:: SUPPLIED INFORMATION ::
________________________
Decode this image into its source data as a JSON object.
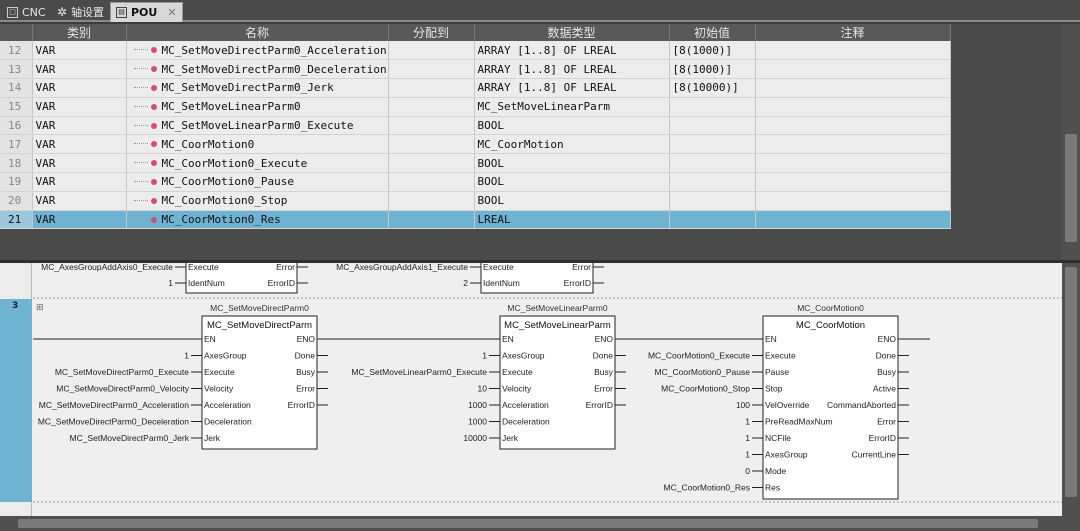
{
  "tabs": [
    {
      "label": "CNC",
      "icon": "cnc-icon"
    },
    {
      "label": "轴设置",
      "icon": "gear-icon"
    },
    {
      "label": "POU",
      "icon": "pou-icon",
      "active": true
    }
  ],
  "table": {
    "columns": [
      "类别",
      "名称",
      "分配到",
      "数据类型",
      "初始值",
      "注释"
    ],
    "rows": [
      {
        "no": "12",
        "cat": "VAR",
        "name": "MC_SetMoveDirectParm0_Acceleration",
        "assign": "",
        "type": "ARRAY [1..8] OF LREAL",
        "init": "[8(1000)]",
        "comment": ""
      },
      {
        "no": "13",
        "cat": "VAR",
        "name": "MC_SetMoveDirectParm0_Deceleration",
        "assign": "",
        "type": "ARRAY [1..8] OF LREAL",
        "init": "[8(1000)]",
        "comment": ""
      },
      {
        "no": "14",
        "cat": "VAR",
        "name": "MC_SetMoveDirectParm0_Jerk",
        "assign": "",
        "type": "ARRAY [1..8] OF LREAL",
        "init": "[8(10000)]",
        "comment": ""
      },
      {
        "no": "15",
        "cat": "VAR",
        "name": "MC_SetMoveLinearParm0",
        "assign": "",
        "type": "MC_SetMoveLinearParm",
        "init": "",
        "comment": ""
      },
      {
        "no": "16",
        "cat": "VAR",
        "name": "MC_SetMoveLinearParm0_Execute",
        "assign": "",
        "type": "BOOL",
        "init": "",
        "comment": ""
      },
      {
        "no": "17",
        "cat": "VAR",
        "name": "MC_CoorMotion0",
        "assign": "",
        "type": "MC_CoorMotion",
        "init": "",
        "comment": ""
      },
      {
        "no": "18",
        "cat": "VAR",
        "name": "MC_CoorMotion0_Execute",
        "assign": "",
        "type": "BOOL",
        "init": "",
        "comment": ""
      },
      {
        "no": "19",
        "cat": "VAR",
        "name": "MC_CoorMotion0_Pause",
        "assign": "",
        "type": "BOOL",
        "init": "",
        "comment": ""
      },
      {
        "no": "20",
        "cat": "VAR",
        "name": "MC_CoorMotion0_Stop",
        "assign": "",
        "type": "BOOL",
        "init": "",
        "comment": ""
      },
      {
        "no": "21",
        "cat": "VAR",
        "name": "MC_CoorMotion0_Res",
        "assign": "",
        "type": "LREAL",
        "init": "",
        "comment": "",
        "selected": true
      }
    ]
  },
  "ladder": {
    "rung_number": "3",
    "prev_rung": {
      "block1": {
        "inputs": [
          {
            "var": "MC_AxesGroupAddAxis0_Execute",
            "pin": "Execute"
          },
          {
            "var": "1",
            "pin": "IdentNum"
          }
        ],
        "outputs": [
          "Error",
          "ErrorID"
        ]
      },
      "block2": {
        "inputs": [
          {
            "var": "MC_AxesGroupAddAxis1_Execute",
            "pin": "Execute"
          },
          {
            "var": "2",
            "pin": "IdentNum"
          }
        ],
        "outputs": [
          "Error",
          "ErrorID"
        ]
      }
    },
    "blocks": [
      {
        "instance": "MC_SetMoveDirectParm0",
        "type": "MC_SetMoveDirectParm",
        "inputs": [
          {
            "var": "",
            "pin": "EN"
          },
          {
            "var": "1",
            "pin": "AxesGroup"
          },
          {
            "var": "MC_SetMoveDirectParm0_Execute",
            "pin": "Execute"
          },
          {
            "var": "MC_SetMoveDirectParm0_Velocity",
            "pin": "Velocity"
          },
          {
            "var": "MC_SetMoveDirectParm0_Acceleration",
            "pin": "Acceleration"
          },
          {
            "var": "MC_SetMoveDirectParm0_Deceleration",
            "pin": "Deceleration"
          },
          {
            "var": "MC_SetMoveDirectParm0_Jerk",
            "pin": "Jerk"
          }
        ],
        "outputs": [
          "ENO",
          "Done",
          "Busy",
          "Error",
          "ErrorID"
        ]
      },
      {
        "instance": "MC_SetMoveLinearParm0",
        "type": "MC_SetMoveLinearParm",
        "inputs": [
          {
            "var": "",
            "pin": "EN"
          },
          {
            "var": "1",
            "pin": "AxesGroup"
          },
          {
            "var": "MC_SetMoveLinearParm0_Execute",
            "pin": "Execute"
          },
          {
            "var": "10",
            "pin": "Velocity"
          },
          {
            "var": "1000",
            "pin": "Acceleration"
          },
          {
            "var": "1000",
            "pin": "Deceleration"
          },
          {
            "var": "10000",
            "pin": "Jerk"
          }
        ],
        "outputs": [
          "ENO",
          "Done",
          "Busy",
          "Error",
          "ErrorID"
        ]
      },
      {
        "instance": "MC_CoorMotion0",
        "type": "MC_CoorMotion",
        "inputs": [
          {
            "var": "",
            "pin": "EN"
          },
          {
            "var": "MC_CoorMotion0_Execute",
            "pin": "Execute"
          },
          {
            "var": "MC_CoorMotion0_Pause",
            "pin": "Pause"
          },
          {
            "var": "MC_CoorMotion0_Stop",
            "pin": "Stop"
          },
          {
            "var": "100",
            "pin": "VelOverride"
          },
          {
            "var": "1",
            "pin": "PreReadMaxNum"
          },
          {
            "var": "1",
            "pin": "NCFile"
          },
          {
            "var": "1",
            "pin": "AxesGroup"
          },
          {
            "var": "0",
            "pin": "Mode"
          },
          {
            "var": "MC_CoorMotion0_Res",
            "pin": "Res"
          }
        ],
        "outputs": [
          "ENO",
          "Done",
          "Busy",
          "Active",
          "CommandAborted",
          "Error",
          "ErrorID",
          "CurrentLine"
        ]
      }
    ]
  }
}
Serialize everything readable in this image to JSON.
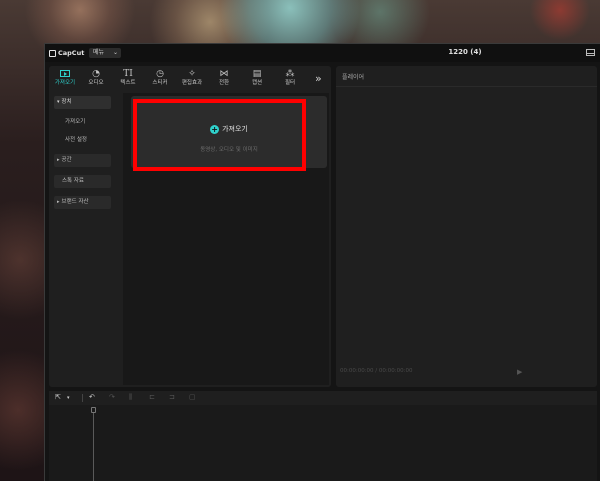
{
  "app": {
    "logo_text": "CapCut",
    "menu_label": "메뉴",
    "project_title": "1220 (4)"
  },
  "toolbar": [
    {
      "label": "가져오기",
      "icon": "media-icon",
      "active": true
    },
    {
      "label": "오디오",
      "icon": "audio-icon",
      "active": false
    },
    {
      "label": "텍스트",
      "icon": "text-icon",
      "glyph": "TI",
      "active": false
    },
    {
      "label": "스티커",
      "icon": "sticker-icon",
      "active": false
    },
    {
      "label": "편집효과",
      "icon": "effects-icon",
      "active": false
    },
    {
      "label": "전환",
      "icon": "transition-icon",
      "active": false
    },
    {
      "label": "캡션",
      "icon": "caption-icon",
      "active": false
    },
    {
      "label": "필터",
      "icon": "filter-icon",
      "active": false
    }
  ],
  "sidebar": {
    "items": [
      {
        "label": "장치",
        "caret": "▾"
      },
      {
        "label": "가져오기"
      },
      {
        "label": "사전 설정"
      },
      {
        "label": "공간",
        "caret": "▸"
      },
      {
        "label": "스톡 자료"
      },
      {
        "label": "브랜드 자산",
        "caret": "▸"
      }
    ]
  },
  "import_card": {
    "button_label": "가져오기",
    "subtext": "동영상, 오디오 및 이미지"
  },
  "player": {
    "title": "플레이어",
    "time": "00:00:00:00 / 00:00:00:00"
  },
  "colors": {
    "accent": "#2fd1cc",
    "highlight": "#ff0000"
  }
}
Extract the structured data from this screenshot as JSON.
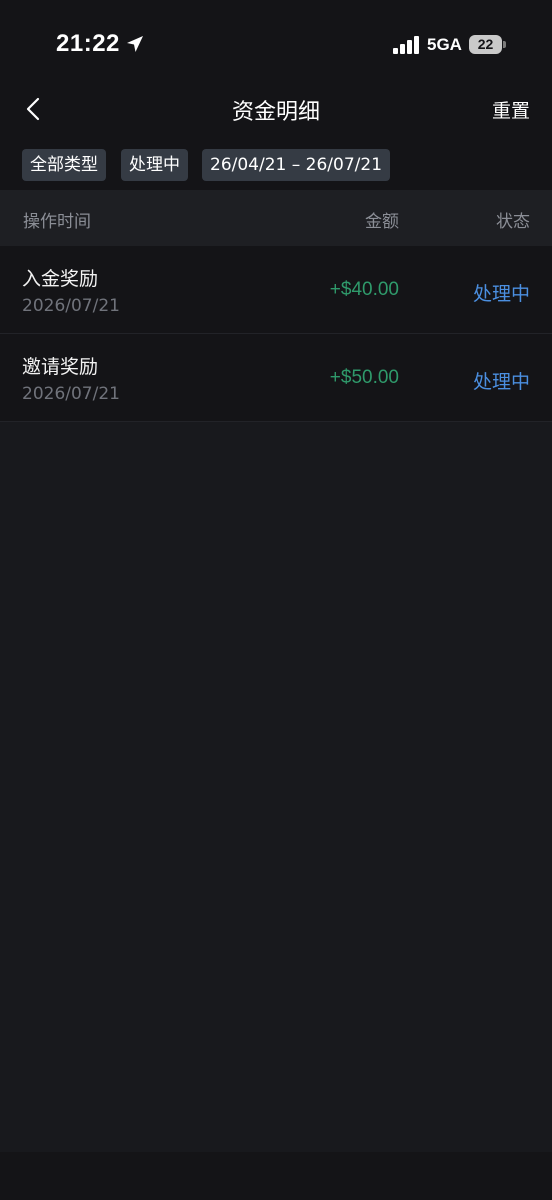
{
  "status_bar": {
    "time": "21:22",
    "network": "5GA",
    "battery": "22",
    "icons": [
      "location-arrow-icon",
      "signal-icon",
      "battery-icon"
    ]
  },
  "header": {
    "title": "资金明细",
    "reset_label": "重置",
    "back_icon": "chevron-left-icon"
  },
  "filters": {
    "type": "全部类型",
    "status": "处理中",
    "date_range": "26/04/21 – 26/07/21"
  },
  "table": {
    "columns": [
      "操作时间",
      "金额",
      "状态"
    ],
    "rows": [
      {
        "title": "入金奖励",
        "date": "2026/07/21",
        "amount": "+$40.00",
        "status": "处理中"
      },
      {
        "title": "邀请奖励",
        "date": "2026/07/21",
        "amount": "+$50.00",
        "status": "处理中"
      }
    ]
  },
  "colors": {
    "background": "#18191d",
    "amount_positive": "#2f9a6b",
    "status_processing": "#4b8fe0",
    "chip_bg": "#353b44"
  }
}
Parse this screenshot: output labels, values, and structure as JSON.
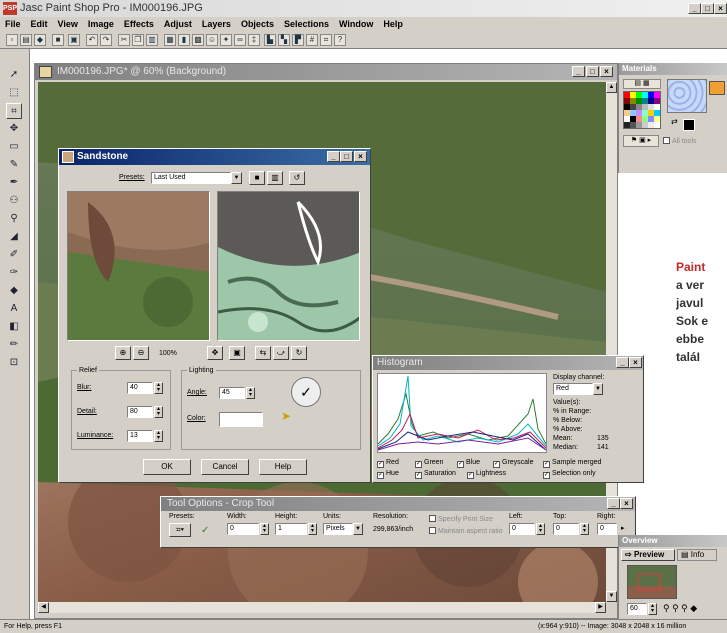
{
  "app": {
    "title": "Jasc Paint Shop Pro - IM000196.JPG",
    "icon_label": "PSP",
    "minimize": "_",
    "maximize": "□",
    "close": "×"
  },
  "menu": [
    "File",
    "Edit",
    "View",
    "Image",
    "Effects",
    "Adjust",
    "Layers",
    "Objects",
    "Selections",
    "Window",
    "Help"
  ],
  "document": {
    "title": "IM000196.JPG* @ 60% (Background)"
  },
  "sandstone": {
    "title": "Sandstone",
    "presets_label": "Presets:",
    "preset_value": "Last Used",
    "zoom": "100%",
    "relief_label": "Relief",
    "blur_label": "Blur:",
    "blur_value": "40",
    "detail_label": "Detail:",
    "detail_value": "80",
    "luminance_label": "Luminance:",
    "luminance_value": "13",
    "lighting_label": "Lighting",
    "angle_label": "Angle:",
    "angle_value": "45",
    "color_label": "Color:",
    "ok": "OK",
    "cancel": "Cancel",
    "help": "Help"
  },
  "histogram": {
    "title": "Histogram",
    "display_channel_label": "Display channel:",
    "display_channel_value": "Red",
    "stats": [
      {
        "label": "Value(s):",
        "value": ""
      },
      {
        "label": "% in Range:",
        "value": ""
      },
      {
        "label": "% Below:",
        "value": ""
      },
      {
        "label": "% Above:",
        "value": ""
      },
      {
        "label": "Mean:",
        "value": "135"
      },
      {
        "label": "Median:",
        "value": "141"
      }
    ],
    "checkboxes_row1": [
      "Red",
      "Green",
      "Blue",
      "Greyscale",
      "Sample merged"
    ],
    "checkboxes_row2": [
      "Hue",
      "Saturation",
      "Lightness",
      "Selection only"
    ]
  },
  "tool_options": {
    "title": "Tool Options - Crop Tool",
    "presets_label": "Presets:",
    "width_label": "Width:",
    "width_value": "0",
    "height_label": "Height:",
    "height_value": "1",
    "units_label": "Units:",
    "units_value": "Pixels",
    "resolution_label": "Resolution:",
    "resolution_value": "299,863/inch",
    "specify_print_size": "Specify Print Size",
    "maintain_aspect": "Maintain aspect ratio",
    "left_label": "Left:",
    "left_value": "0",
    "top_label": "Top:",
    "top_value": "0",
    "right_label": "Right:",
    "right_value": "0"
  },
  "materials": {
    "title": "Materials",
    "all_tools": "All tools"
  },
  "overview": {
    "title": "Overview",
    "tab_preview": "Preview",
    "tab_info": "Info",
    "zoom_value": "60"
  },
  "status": {
    "left": "For Help, press F1",
    "right": "(x:964 y:910) -- Image: 3048 x 2048 x 16 million"
  },
  "article": {
    "line1": "Paint",
    "line2": "a ver",
    "line3": "javul",
    "line4": "Sok e",
    "line5": "ebbe",
    "line6": "taláI"
  },
  "colors": {
    "title_active": "#0a246a",
    "title_inactive": "#808080",
    "article_accent": "#c62828",
    "chrome": "#d4d0c8"
  }
}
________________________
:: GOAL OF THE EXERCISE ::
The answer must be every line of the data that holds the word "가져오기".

:: SOLUTION TO THIS EXERCISE ::
      "label": "가져오기",
        "label": "가져오기"
    "button_label": "가져오기",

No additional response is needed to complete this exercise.